WORK INSTRUCTIONS
Locate every line below that contains the word "content" and copy it.

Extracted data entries
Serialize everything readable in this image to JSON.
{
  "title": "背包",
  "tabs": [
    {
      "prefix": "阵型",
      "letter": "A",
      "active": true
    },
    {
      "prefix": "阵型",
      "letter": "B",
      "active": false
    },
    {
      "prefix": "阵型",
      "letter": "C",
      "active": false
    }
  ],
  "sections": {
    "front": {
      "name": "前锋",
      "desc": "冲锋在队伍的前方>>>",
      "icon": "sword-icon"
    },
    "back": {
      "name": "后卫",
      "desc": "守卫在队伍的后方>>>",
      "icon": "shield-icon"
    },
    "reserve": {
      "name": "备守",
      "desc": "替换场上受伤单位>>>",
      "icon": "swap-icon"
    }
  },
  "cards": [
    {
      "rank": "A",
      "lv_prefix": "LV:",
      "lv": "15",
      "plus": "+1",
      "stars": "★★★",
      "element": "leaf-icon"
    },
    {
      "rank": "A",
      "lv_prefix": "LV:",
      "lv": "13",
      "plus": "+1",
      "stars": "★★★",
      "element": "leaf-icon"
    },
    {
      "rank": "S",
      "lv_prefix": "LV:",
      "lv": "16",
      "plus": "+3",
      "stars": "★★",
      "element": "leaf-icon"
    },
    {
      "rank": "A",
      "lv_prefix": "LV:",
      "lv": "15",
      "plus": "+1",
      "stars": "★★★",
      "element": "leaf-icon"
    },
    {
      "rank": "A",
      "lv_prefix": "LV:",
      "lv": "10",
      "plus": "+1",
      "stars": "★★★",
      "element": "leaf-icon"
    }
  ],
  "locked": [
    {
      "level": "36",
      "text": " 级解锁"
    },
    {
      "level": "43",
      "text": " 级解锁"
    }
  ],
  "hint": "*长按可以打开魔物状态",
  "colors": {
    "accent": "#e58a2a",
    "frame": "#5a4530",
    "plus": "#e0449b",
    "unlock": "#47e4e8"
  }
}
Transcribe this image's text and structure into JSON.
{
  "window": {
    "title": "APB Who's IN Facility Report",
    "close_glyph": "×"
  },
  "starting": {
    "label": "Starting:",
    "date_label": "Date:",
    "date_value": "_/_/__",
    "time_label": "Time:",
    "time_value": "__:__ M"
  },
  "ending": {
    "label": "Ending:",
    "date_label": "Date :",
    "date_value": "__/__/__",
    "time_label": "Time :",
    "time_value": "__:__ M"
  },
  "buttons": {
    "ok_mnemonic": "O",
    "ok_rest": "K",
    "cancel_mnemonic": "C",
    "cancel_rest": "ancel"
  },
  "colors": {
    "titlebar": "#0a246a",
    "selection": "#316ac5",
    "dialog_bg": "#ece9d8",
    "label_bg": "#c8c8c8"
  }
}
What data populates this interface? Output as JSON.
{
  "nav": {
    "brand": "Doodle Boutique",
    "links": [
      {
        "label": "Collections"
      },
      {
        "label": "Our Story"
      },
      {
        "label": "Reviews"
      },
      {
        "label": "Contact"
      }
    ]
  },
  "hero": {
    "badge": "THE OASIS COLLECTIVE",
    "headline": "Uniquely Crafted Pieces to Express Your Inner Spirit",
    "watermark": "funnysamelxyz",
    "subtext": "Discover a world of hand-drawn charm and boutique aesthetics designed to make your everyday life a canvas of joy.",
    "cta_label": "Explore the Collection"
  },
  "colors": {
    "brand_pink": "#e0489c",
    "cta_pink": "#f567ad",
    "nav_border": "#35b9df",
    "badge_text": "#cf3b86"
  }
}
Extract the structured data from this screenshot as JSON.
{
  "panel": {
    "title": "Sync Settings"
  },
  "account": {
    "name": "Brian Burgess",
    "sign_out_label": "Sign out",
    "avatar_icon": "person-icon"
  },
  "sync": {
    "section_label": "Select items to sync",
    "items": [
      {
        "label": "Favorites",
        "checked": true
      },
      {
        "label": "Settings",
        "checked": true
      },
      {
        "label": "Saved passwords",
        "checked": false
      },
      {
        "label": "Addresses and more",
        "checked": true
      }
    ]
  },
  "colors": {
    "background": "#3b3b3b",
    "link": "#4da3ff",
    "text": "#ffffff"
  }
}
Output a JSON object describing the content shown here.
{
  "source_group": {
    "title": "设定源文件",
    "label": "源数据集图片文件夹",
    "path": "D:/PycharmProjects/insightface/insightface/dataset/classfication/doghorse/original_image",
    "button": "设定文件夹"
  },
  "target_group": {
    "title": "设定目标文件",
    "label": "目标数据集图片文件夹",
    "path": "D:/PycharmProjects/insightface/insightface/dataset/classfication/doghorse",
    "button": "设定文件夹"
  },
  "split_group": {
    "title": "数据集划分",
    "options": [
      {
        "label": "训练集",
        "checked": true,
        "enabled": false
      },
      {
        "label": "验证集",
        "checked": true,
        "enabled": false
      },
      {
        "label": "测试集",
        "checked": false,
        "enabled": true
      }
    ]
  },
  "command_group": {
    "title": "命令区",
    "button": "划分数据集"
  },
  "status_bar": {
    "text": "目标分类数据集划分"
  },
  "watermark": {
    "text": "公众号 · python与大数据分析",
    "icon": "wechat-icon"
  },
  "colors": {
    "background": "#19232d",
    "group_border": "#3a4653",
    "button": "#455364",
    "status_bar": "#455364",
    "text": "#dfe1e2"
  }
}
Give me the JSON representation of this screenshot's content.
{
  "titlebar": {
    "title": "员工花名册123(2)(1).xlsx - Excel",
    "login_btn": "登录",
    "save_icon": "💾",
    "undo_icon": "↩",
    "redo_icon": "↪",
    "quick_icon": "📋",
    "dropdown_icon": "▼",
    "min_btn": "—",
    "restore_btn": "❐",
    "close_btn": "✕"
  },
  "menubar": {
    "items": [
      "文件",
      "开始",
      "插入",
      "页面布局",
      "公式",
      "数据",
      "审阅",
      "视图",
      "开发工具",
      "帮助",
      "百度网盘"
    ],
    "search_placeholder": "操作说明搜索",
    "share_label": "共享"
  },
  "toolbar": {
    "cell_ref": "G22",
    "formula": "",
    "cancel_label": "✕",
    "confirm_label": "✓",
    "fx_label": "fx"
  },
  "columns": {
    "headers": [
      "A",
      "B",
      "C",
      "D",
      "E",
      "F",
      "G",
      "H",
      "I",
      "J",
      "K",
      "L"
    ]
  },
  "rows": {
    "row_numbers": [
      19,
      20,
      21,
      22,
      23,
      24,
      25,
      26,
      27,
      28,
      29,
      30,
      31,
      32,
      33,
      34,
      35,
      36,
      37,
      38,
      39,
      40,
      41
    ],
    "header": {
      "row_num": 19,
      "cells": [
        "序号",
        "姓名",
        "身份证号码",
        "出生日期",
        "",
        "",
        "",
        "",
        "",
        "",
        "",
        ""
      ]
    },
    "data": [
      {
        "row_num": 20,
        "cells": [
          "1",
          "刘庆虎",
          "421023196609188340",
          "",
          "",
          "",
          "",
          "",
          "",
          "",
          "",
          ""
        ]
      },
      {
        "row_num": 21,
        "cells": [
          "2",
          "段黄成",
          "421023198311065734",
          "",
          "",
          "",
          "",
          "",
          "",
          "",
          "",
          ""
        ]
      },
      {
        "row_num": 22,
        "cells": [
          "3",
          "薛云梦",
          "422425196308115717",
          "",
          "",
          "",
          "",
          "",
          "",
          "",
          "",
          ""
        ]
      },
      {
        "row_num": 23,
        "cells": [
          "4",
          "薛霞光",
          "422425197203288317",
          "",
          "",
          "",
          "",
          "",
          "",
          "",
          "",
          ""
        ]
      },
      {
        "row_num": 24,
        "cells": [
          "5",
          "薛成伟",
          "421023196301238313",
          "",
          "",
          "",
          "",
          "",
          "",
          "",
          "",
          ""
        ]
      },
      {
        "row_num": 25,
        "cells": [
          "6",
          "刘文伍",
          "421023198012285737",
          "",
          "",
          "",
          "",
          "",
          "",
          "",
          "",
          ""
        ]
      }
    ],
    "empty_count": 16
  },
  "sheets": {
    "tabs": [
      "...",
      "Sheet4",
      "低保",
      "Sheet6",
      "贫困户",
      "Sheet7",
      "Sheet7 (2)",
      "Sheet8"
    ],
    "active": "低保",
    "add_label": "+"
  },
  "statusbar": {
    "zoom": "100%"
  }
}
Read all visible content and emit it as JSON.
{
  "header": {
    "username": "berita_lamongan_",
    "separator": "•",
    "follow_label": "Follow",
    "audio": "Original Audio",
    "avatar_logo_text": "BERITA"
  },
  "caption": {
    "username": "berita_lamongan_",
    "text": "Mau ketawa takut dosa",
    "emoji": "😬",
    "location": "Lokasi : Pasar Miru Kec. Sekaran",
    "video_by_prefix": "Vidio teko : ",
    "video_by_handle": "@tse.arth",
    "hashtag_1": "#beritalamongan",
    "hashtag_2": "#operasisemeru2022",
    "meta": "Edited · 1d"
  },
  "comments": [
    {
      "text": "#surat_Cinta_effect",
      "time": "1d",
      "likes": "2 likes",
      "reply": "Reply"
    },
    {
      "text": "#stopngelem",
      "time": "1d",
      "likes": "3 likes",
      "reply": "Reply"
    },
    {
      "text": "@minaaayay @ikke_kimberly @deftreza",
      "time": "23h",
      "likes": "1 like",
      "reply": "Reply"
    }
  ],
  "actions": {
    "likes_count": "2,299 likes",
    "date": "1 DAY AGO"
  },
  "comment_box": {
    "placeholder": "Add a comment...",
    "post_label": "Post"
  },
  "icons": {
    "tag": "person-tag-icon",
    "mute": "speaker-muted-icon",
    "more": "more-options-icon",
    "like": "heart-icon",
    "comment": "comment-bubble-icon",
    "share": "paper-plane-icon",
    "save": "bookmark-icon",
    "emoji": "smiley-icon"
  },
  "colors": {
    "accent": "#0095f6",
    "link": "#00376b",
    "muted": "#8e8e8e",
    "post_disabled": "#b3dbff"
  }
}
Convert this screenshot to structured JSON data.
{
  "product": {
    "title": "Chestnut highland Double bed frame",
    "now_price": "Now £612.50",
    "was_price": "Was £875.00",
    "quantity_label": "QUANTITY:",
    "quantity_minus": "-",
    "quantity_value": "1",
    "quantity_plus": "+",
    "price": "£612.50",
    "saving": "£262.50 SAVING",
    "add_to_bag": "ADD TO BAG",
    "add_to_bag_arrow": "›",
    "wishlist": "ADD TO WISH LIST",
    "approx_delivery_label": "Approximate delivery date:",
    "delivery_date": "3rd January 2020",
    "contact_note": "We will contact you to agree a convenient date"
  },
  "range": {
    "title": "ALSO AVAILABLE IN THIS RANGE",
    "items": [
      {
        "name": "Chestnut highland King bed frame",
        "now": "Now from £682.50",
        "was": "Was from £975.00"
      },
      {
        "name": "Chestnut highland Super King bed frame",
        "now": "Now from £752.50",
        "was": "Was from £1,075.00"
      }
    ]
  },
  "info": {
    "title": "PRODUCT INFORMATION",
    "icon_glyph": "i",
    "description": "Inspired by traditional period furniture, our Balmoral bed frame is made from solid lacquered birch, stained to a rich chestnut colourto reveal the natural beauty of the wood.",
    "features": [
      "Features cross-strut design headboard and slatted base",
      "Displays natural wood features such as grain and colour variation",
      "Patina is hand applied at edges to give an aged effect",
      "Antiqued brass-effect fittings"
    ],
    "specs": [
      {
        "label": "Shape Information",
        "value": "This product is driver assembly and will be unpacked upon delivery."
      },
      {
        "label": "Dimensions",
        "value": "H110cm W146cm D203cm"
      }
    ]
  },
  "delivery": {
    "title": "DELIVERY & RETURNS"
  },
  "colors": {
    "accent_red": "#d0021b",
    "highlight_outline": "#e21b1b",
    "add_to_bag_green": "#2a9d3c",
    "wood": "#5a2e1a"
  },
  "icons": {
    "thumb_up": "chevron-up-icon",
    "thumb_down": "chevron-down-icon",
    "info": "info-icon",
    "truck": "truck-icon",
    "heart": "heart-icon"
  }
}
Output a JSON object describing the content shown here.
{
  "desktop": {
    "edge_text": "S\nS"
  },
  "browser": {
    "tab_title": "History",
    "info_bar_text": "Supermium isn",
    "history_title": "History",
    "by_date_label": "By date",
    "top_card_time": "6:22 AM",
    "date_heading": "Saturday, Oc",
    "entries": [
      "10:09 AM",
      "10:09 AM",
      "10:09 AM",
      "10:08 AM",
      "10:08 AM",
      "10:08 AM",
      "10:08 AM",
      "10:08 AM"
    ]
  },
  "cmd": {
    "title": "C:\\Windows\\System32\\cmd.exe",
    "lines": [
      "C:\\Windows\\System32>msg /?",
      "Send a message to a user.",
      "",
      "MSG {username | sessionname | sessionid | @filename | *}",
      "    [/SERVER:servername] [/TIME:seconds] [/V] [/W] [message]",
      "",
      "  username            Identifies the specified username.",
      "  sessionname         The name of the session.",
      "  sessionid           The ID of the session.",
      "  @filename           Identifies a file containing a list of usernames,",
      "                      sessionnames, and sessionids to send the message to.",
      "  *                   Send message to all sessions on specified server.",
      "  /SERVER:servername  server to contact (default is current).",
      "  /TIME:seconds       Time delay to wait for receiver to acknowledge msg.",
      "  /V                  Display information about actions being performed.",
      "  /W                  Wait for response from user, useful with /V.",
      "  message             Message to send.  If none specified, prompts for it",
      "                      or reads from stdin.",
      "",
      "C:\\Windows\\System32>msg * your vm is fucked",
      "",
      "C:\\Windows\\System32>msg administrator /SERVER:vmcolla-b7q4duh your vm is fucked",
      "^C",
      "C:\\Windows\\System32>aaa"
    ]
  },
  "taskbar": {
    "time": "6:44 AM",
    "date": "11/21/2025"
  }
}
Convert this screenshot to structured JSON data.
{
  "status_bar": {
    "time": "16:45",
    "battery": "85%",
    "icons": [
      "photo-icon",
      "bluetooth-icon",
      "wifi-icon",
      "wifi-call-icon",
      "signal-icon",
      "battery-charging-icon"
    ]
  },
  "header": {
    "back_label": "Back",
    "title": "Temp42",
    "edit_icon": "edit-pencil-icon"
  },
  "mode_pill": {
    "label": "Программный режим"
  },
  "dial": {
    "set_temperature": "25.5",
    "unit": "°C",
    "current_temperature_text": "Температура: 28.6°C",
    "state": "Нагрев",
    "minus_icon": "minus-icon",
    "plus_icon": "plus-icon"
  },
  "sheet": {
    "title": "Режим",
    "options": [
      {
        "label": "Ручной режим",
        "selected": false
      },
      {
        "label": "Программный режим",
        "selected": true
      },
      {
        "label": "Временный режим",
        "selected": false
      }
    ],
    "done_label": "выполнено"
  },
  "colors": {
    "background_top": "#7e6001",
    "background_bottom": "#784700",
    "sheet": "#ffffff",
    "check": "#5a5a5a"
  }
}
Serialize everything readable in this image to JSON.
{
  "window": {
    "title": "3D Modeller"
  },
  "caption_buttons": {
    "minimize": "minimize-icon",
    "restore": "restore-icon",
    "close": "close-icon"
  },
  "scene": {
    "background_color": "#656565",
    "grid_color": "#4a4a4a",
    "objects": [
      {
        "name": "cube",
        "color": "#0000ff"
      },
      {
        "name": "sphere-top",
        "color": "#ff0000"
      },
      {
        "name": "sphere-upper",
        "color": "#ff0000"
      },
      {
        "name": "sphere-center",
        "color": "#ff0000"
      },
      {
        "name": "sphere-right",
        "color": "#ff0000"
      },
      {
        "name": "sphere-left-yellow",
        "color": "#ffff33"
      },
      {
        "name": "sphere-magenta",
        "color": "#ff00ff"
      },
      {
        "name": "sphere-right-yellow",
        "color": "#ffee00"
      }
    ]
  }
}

OUTPUT
Output a JSON object describing the content shown here.
Give me the JSON representation of this screenshot's content.
Read all visible content and emit it as JSON.
Output a JSON object describing the content shown here.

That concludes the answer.